### Entries provided
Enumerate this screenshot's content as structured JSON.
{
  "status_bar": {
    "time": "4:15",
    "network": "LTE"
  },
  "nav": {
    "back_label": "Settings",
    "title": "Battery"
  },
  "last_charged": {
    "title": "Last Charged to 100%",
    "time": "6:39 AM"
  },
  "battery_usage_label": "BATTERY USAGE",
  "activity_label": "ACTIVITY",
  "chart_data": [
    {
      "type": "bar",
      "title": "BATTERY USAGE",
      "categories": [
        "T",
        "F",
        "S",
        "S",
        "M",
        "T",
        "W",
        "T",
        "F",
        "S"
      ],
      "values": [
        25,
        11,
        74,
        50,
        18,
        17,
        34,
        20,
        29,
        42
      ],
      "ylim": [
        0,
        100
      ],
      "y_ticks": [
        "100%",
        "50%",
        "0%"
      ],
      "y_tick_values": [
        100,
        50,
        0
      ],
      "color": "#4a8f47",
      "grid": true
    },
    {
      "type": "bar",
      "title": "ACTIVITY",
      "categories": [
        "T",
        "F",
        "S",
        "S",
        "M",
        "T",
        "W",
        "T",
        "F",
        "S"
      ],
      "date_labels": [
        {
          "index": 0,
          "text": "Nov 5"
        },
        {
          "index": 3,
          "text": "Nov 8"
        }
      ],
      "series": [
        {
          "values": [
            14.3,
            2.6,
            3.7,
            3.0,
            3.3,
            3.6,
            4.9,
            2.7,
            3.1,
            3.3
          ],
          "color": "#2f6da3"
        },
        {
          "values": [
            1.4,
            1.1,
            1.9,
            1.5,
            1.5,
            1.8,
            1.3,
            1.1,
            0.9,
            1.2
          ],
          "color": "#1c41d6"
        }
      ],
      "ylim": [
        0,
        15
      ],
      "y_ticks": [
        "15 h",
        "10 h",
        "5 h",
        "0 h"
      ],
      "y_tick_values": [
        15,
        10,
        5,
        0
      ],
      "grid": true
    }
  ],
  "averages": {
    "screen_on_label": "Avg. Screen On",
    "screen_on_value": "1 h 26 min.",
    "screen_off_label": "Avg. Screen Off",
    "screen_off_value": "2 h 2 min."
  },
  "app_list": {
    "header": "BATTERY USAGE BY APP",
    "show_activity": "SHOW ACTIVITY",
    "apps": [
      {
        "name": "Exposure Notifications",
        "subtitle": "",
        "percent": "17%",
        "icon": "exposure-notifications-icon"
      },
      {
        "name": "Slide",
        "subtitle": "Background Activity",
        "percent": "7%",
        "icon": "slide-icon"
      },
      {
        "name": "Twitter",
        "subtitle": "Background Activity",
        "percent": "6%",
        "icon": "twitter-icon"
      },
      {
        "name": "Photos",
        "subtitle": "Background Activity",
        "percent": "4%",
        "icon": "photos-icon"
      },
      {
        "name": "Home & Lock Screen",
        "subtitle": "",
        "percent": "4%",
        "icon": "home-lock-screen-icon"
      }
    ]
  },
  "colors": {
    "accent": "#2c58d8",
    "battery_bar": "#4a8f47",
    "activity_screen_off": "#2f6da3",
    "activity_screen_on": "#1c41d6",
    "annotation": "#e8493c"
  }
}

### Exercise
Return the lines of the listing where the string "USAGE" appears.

### The answer
  "battery_usage_label": "BATTERY USAGE",
      "title": "BATTERY USAGE",
    "header": "BATTERY USAGE BY APP",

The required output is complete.